Top of DATA SUPPLIED

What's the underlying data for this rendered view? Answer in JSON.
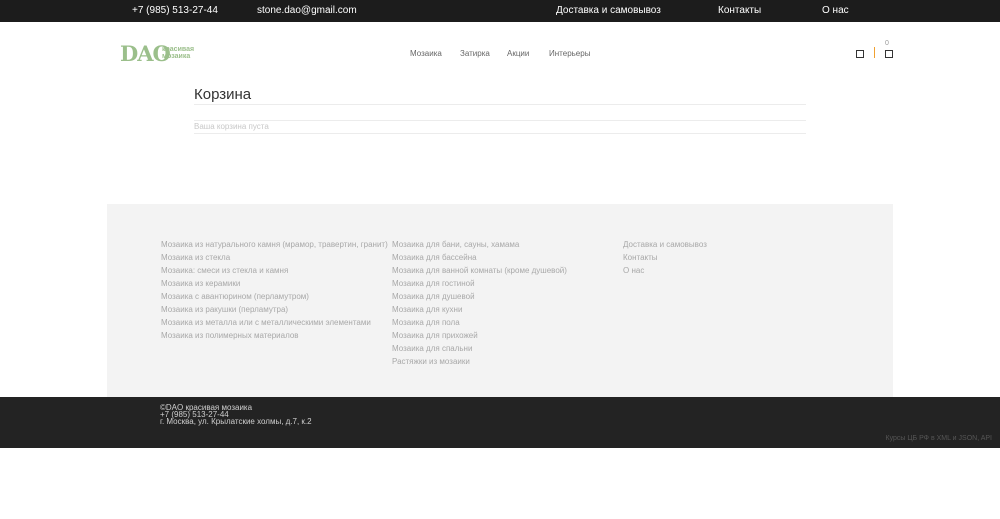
{
  "topbar": {
    "phone": "+7 (985) 513-27-44",
    "email": "stone.dao@gmail.com",
    "links": [
      "Доставка и самовывоз",
      "Контакты",
      "О нас"
    ]
  },
  "logo": {
    "brand": "DAO",
    "tagline_1": "красивая",
    "tagline_2": "мозаика"
  },
  "nav": [
    "Мозаика",
    "Затирка",
    "Акции",
    "Интерьеры"
  ],
  "cart": {
    "count": "0"
  },
  "main": {
    "title": "Корзина",
    "empty_message": "Ваша корзина пуста"
  },
  "footer": {
    "col1": [
      "Мозаика из натурального камня (мрамор, травертин, гранит)",
      "Мозаика из стекла",
      "Мозаика: смеси из стекла и камня",
      "Мозаика из керамики",
      "Мозаика с авантюрином (перламутром)",
      "Мозаика из ракушки (перламутра)",
      "Мозаика из металла или с металлическими элементами",
      "Мозаика из полимерных материалов"
    ],
    "col2": [
      "Мозаика для бани, сауны, хамама",
      "Мозаика для бассейна",
      "Мозаика для ванной комнаты (кроме душевой)",
      "Мозаика для гостиной",
      "Мозаика для душевой",
      "Мозаика для кухни",
      "Мозаика для пола",
      "Мозаика для прихожей",
      "Мозаика для спальни",
      "Растяжки из мозаики"
    ],
    "col3": [
      "Доставка и самовывоз",
      "Контакты",
      "О нас"
    ]
  },
  "bottom": {
    "copyright": "©DAO красивая мозаика",
    "phone": "+7 (985) 513-27-44",
    "address": "г. Москва, ул. Крылатские холмы, д.7, к.2",
    "rates": "Курсы ЦБ РФ в XML и JSON, API"
  },
  "colors": {
    "brand_green": "#9bbf8b",
    "accent_orange": "#f0a030",
    "topbar_bg": "#1c1c1c"
  }
}
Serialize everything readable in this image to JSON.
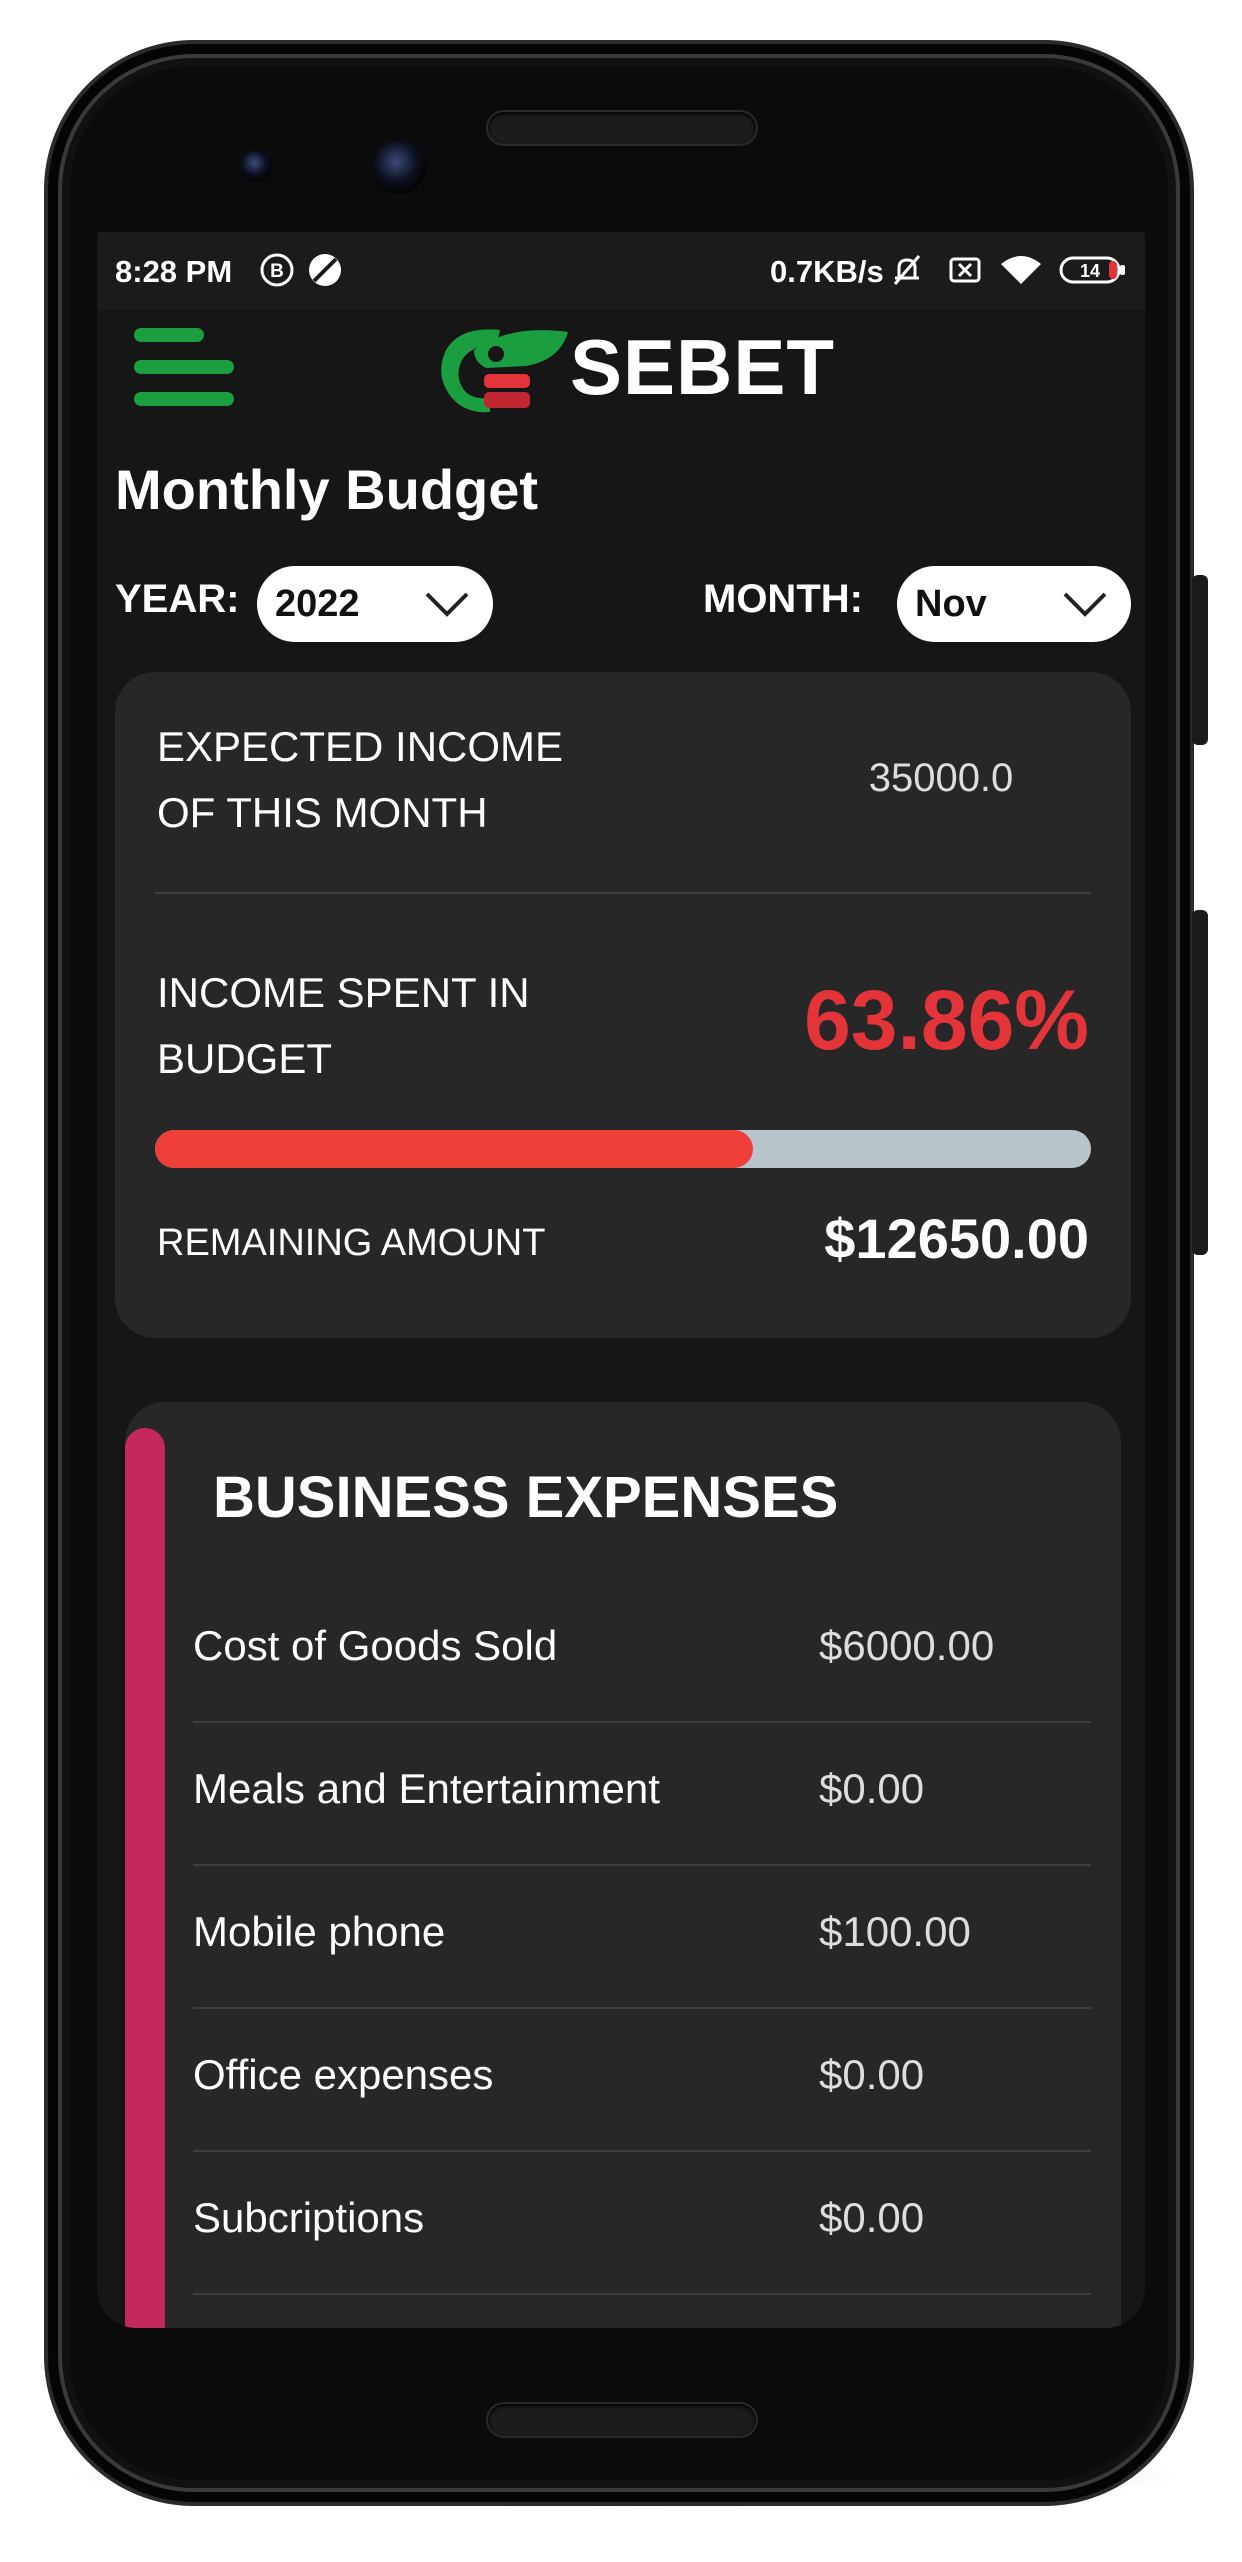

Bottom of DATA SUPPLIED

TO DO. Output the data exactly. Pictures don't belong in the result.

EXPECTED ANSWER.
What's the underlying data for this rendered view? Answer in JSON.
{
  "topbar": {
    "phone": "+7 (985) 513-27-44",
    "email": "stone.dao@gmail.com",
    "links": [
      "Доставка и самовывоз",
      "Контакты",
      "О нас"
    ]
  },
  "logo": {
    "brand": "DAO",
    "tagline_1": "красивая",
    "tagline_2": "мозаика"
  },
  "nav": [
    "Мозаика",
    "Затирка",
    "Акции",
    "Интерьеры"
  ],
  "cart": {
    "count": "0"
  },
  "main": {
    "title": "Корзина",
    "empty_message": "Ваша корзина пуста"
  },
  "footer": {
    "col1": [
      "Мозаика из натурального камня (мрамор, травертин, гранит)",
      "Мозаика из стекла",
      "Мозаика: смеси из стекла и камня",
      "Мозаика из керамики",
      "Мозаика с авантюрином (перламутром)",
      "Мозаика из ракушки (перламутра)",
      "Мозаика из металла или с металлическими элементами",
      "Мозаика из полимерных материалов"
    ],
    "col2": [
      "Мозаика для бани, сауны, хамама",
      "Мозаика для бассейна",
      "Мозаика для ванной комнаты (кроме душевой)",
      "Мозаика для гостиной",
      "Мозаика для душевой",
      "Мозаика для кухни",
      "Мозаика для пола",
      "Мозаика для прихожей",
      "Мозаика для спальни",
      "Растяжки из мозаики"
    ],
    "col3": [
      "Доставка и самовывоз",
      "Контакты",
      "О нас"
    ]
  },
  "bottom": {
    "copyright": "©DAO красивая мозаика",
    "phone": "+7 (985) 513-27-44",
    "address": "г. Москва, ул. Крылатские холмы, д.7, к.2",
    "rates": "Курсы ЦБ РФ в XML и JSON, API"
  },
  "colors": {
    "brand_green": "#9bbf8b",
    "accent_orange": "#f0a030",
    "topbar_bg": "#1c1c1c"
  }
}
Serialize everything readable in this image to JSON.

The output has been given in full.